Re-discovering polleras in the wardrobes of aunts and grandmothers seemed the obvious choice for Dani Dani Santiváñez, a young Bolivian skater who created ‘ImillaSkate’.
The Bolivian ‘polleras’, bulky skirts commonly associated with the indigenous women from the highlands, were for decades a symbol of uniqueness and an object of discrimination. Now, a new generation of women skateboarders in Cochabamba wears them as an emblem of resistance.
While the garment was initially imposed by Spanish colonisers on the native population, over the centuries, it integrated into the local identity as an ambivalent symbol of authenticity and stigmatisation. Re-discovering polleras in the wardrobes of aunts and grandmothers seemed the obvious choice for Dani Santiváñez, a young Bolivian skater who, wanting to reconnect with her roots in 2019, created ‘ImillaSkate’.

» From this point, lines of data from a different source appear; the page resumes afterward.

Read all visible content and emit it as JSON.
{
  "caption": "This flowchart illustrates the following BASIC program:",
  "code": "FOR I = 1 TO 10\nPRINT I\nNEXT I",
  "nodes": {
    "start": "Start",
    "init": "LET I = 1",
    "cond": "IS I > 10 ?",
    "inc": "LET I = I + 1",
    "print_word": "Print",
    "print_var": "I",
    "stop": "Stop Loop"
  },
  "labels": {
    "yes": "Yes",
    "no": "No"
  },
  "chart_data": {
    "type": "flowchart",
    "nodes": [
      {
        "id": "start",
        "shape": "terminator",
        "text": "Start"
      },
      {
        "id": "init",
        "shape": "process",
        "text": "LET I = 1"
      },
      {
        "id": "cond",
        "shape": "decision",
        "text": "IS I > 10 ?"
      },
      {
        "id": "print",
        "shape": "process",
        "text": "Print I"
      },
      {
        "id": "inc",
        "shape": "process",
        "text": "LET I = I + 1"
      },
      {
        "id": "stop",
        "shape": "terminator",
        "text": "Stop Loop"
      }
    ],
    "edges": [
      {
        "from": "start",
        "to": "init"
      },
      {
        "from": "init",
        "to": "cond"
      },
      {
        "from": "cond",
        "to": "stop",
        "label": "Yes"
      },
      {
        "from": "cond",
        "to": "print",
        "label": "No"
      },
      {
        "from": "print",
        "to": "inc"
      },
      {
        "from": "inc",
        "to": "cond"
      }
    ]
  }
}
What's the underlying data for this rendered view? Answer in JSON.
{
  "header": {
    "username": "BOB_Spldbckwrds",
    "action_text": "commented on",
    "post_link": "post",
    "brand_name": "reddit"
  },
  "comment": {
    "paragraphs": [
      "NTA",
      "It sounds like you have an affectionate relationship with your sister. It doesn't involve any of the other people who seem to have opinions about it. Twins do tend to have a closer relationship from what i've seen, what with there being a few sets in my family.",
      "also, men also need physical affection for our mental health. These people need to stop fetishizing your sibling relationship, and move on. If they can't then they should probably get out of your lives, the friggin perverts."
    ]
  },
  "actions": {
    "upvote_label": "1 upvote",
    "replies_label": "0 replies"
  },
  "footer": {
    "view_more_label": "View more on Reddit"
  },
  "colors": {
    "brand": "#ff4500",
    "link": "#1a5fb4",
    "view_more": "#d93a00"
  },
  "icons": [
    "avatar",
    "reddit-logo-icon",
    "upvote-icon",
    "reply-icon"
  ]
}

‘Imilla’ means ‘young girl’ in Aymara and Quechua - the two most widely spoken languages in Bolivia, where more than half the population has indigenous roots. The nine women currently part of the group only wear polleras to skate. Knee-length and paired with trainers, these skirts symbolise the choice not to deprive themselves of their culture. Through this practice, they convey their message of inclusion and acceptance of diversity.
Luisa Dörr is a Brazilian photographer who uses the portrait as a vehicle to explore the complexity of human nature. Her current work focuses on gender issues and cultural traditions, and her photographs have appeared in Time Magazine, National Geographic, The New York Times and Wired. In 2019, she won 3 rd prize in the portrait stories category of the World Press Photo Award.